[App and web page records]

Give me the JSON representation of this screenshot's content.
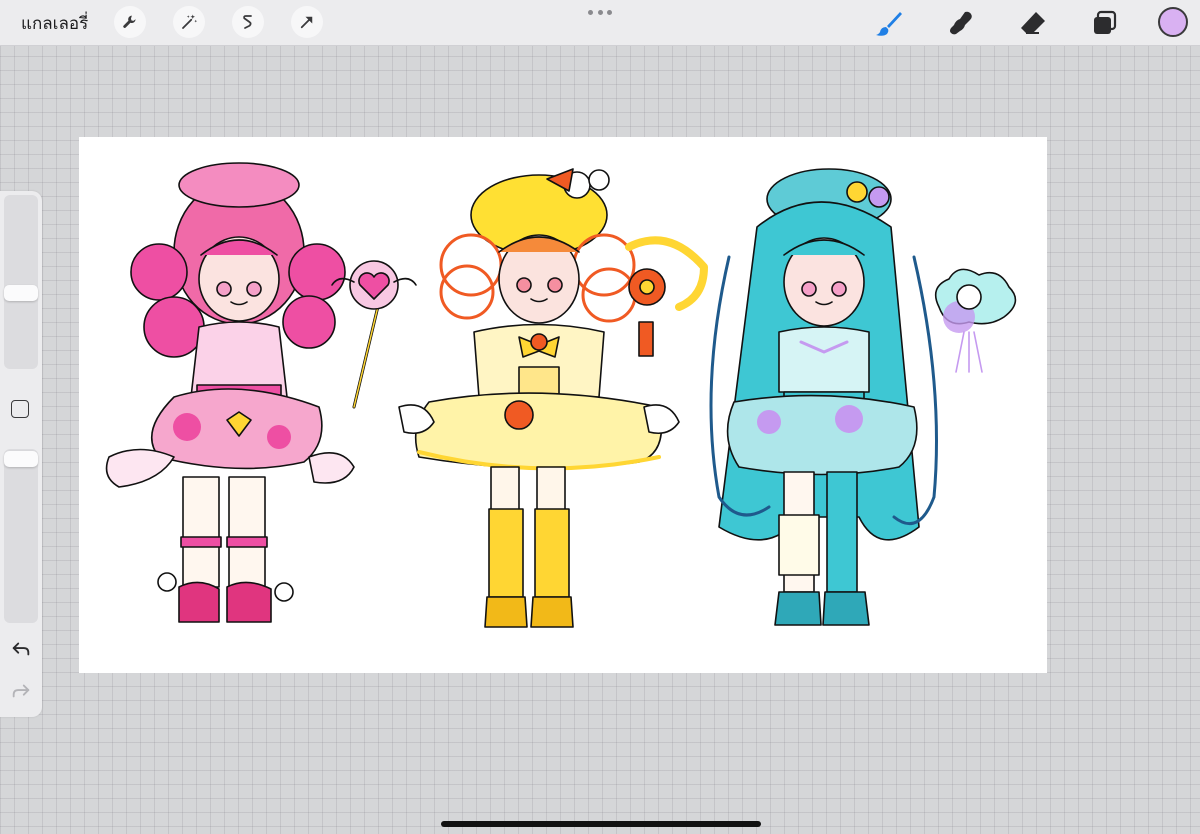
{
  "topbar": {
    "gallery_label": "แกลเลอรี่",
    "left_tools": [
      {
        "icon": "wrench-icon",
        "name": "actions"
      },
      {
        "icon": "magic-wand-icon",
        "name": "adjustments"
      },
      {
        "icon": "selection-icon",
        "name": "selection"
      },
      {
        "icon": "transform-arrow-icon",
        "name": "transform"
      }
    ],
    "right_tools": [
      {
        "icon": "brush-icon",
        "name": "brush",
        "active": true
      },
      {
        "icon": "smudge-icon",
        "name": "smudge"
      },
      {
        "icon": "eraser-icon",
        "name": "eraser"
      },
      {
        "icon": "layers-icon",
        "name": "layers"
      }
    ],
    "current_color": "#d9b1f2",
    "active_color": "#1f7fe5"
  },
  "sidebar": {
    "size_slider": {
      "icon": "brush-size-slider"
    },
    "opacity_slider": {
      "icon": "opacity-slider"
    },
    "modify_button": {
      "icon": "square-icon"
    },
    "undo": {
      "icon": "undo-icon"
    },
    "redo": {
      "icon": "redo-icon"
    }
  },
  "canvas": {
    "background": "#ffffff",
    "artwork_colors": {
      "pink": "#ee4fa3",
      "yellow": "#ffd633",
      "orange": "#f05a23",
      "teal": "#3ec7d3",
      "lavender": "#c59af0"
    }
  }
}
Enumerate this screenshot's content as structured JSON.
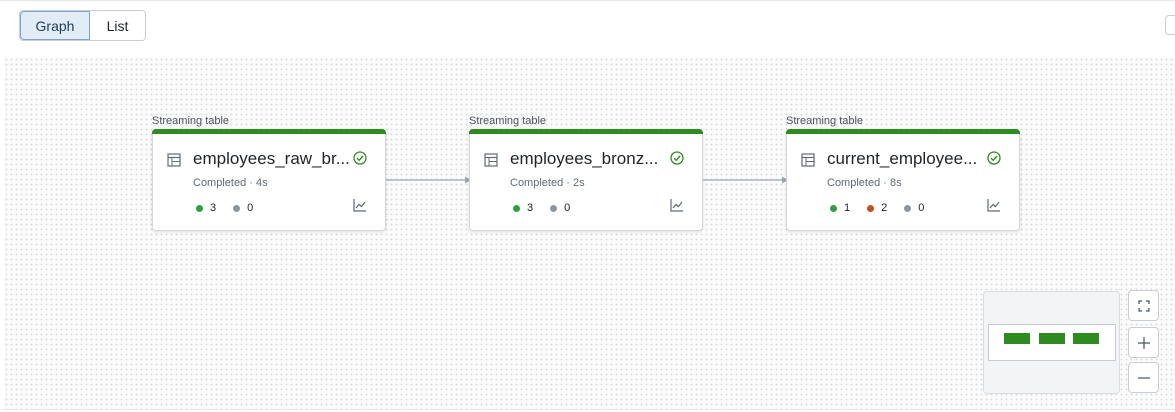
{
  "view_toggle": {
    "graph_label": "Graph",
    "list_label": "List",
    "selected": "Graph"
  },
  "nodes": [
    {
      "type_label": "Streaming table",
      "name": "employees_raw_br...",
      "status": "Completed · 4s",
      "counts": [
        {
          "color": "#2ea043",
          "value": "3"
        },
        {
          "color": "#8b96a3",
          "value": "0"
        }
      ]
    },
    {
      "type_label": "Streaming table",
      "name": "employees_bronz...",
      "status": "Completed · 2s",
      "counts": [
        {
          "color": "#2ea043",
          "value": "3"
        },
        {
          "color": "#8b96a3",
          "value": "0"
        }
      ]
    },
    {
      "type_label": "Streaming table",
      "name": "current_employee...",
      "status": "Completed · 8s",
      "counts": [
        {
          "color": "#2ea043",
          "value": "1"
        },
        {
          "color": "#c4501c",
          "value": "2"
        },
        {
          "color": "#8b96a3",
          "value": "0"
        }
      ]
    }
  ],
  "colors": {
    "success": "#2e8b1f",
    "selected_bg": "#e2ecf7",
    "edge": "#9aa5b1"
  },
  "icons": [
    "table-icon",
    "check-circle-icon",
    "metrics-chart-icon",
    "fit-view-icon",
    "zoom-in-icon",
    "zoom-out-icon"
  ]
}
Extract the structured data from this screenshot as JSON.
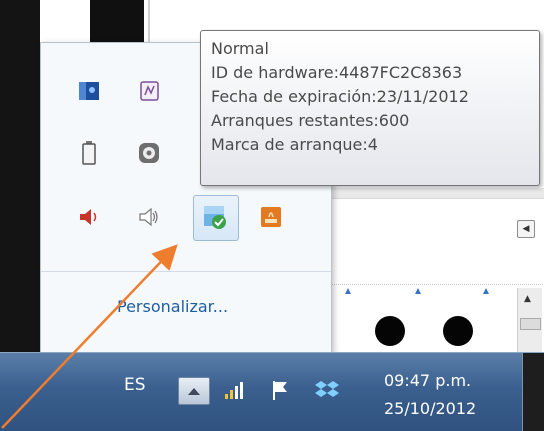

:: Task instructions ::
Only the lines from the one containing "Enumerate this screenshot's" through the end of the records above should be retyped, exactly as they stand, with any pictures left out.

:: Answer for the task ::
Enumerate this screenshot's content as structured JSON.
{
  "view_toggle": {
    "graph_label": "Graph",
    "list_label": "List",
    "selected": "Graph"
  },
  "nodes": [
    {
      "type_label": "Streaming table",
      "name": "employees_raw_br...",
      "status": "Completed · 4s",
      "counts": [
        {
          "color": "#2ea043",
          "value": "3"
        },
        {
          "color": "#8b96a3",
          "value": "0"
        }
      ]
    },
    {
      "type_label": "Streaming table",
      "name": "employees_bronz...",
      "status": "Completed · 2s",
      "counts": [
        {
          "color": "#2ea043",
          "value": "3"
        },
        {
          "color": "#8b96a3",
          "value": "0"
        }
      ]
    },
    {
      "type_label": "Streaming table",
      "name": "current_employee...",
      "status": "Completed · 8s",
      "counts": [
        {
          "color": "#2ea043",
          "value": "1"
        },
        {
          "color": "#c4501c",
          "value": "2"
        },
        {
          "color": "#8b96a3",
          "value": "0"
        }
      ]
    }
  ],
  "colors": {
    "success": "#2e8b1f",
    "selected_bg": "#e2ecf7",
    "edge": "#9aa5b1"
  },
  "icons": [
    "table-icon",
    "check-circle-icon",
    "metrics-chart-icon",
    "fit-view-icon",
    "zoom-in-icon",
    "zoom-out-icon"
  ]
}
Extract the structured data from this screenshot as JSON.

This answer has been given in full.